■ DATASET RECORDS
::::::::

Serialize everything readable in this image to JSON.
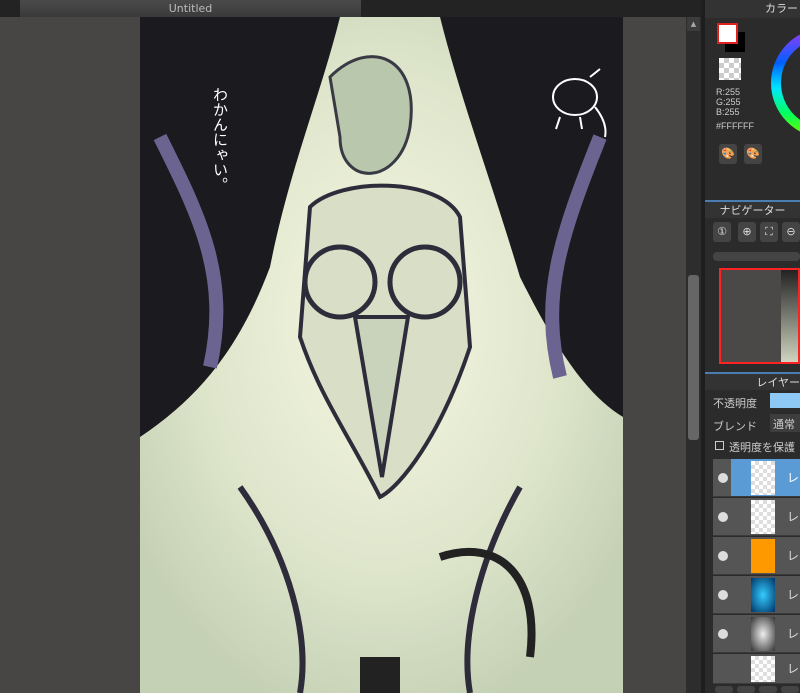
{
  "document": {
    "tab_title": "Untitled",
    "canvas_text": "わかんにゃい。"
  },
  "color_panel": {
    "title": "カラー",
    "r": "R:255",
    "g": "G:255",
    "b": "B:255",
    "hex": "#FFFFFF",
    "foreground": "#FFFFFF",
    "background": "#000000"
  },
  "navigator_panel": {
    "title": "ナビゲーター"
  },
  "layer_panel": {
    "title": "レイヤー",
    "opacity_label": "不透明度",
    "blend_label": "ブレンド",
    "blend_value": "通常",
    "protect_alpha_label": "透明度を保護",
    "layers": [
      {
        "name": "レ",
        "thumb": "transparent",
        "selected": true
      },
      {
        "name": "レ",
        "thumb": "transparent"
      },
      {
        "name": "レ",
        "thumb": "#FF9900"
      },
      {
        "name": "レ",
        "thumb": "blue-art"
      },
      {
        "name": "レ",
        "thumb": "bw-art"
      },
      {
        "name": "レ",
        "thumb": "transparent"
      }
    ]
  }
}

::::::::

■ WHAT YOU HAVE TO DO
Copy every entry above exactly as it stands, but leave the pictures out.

■ RESULT
Serialize everything readable in this image to JSON.
{
  "document": {
    "tab_title": "Untitled",
    "canvas_text": "わかんにゃい。"
  },
  "color_panel": {
    "title": "カラー",
    "r": "R:255",
    "g": "G:255",
    "b": "B:255",
    "hex": "#FFFFFF",
    "foreground": "#FFFFFF",
    "background": "#000000"
  },
  "navigator_panel": {
    "title": "ナビゲーター"
  },
  "layer_panel": {
    "title": "レイヤー",
    "opacity_label": "不透明度",
    "blend_label": "ブレンド",
    "blend_value": "通常",
    "protect_alpha_label": "透明度を保護",
    "layers": [
      {
        "name": "レ",
        "thumb": "transparent",
        "selected": true
      },
      {
        "name": "レ",
        "thumb": "transparent"
      },
      {
        "name": "レ",
        "thumb": "#FF9900"
      },
      {
        "name": "レ",
        "thumb": "blue-art"
      },
      {
        "name": "レ",
        "thumb": "bw-art"
      },
      {
        "name": "レ",
        "thumb": "transparent"
      }
    ]
  }
}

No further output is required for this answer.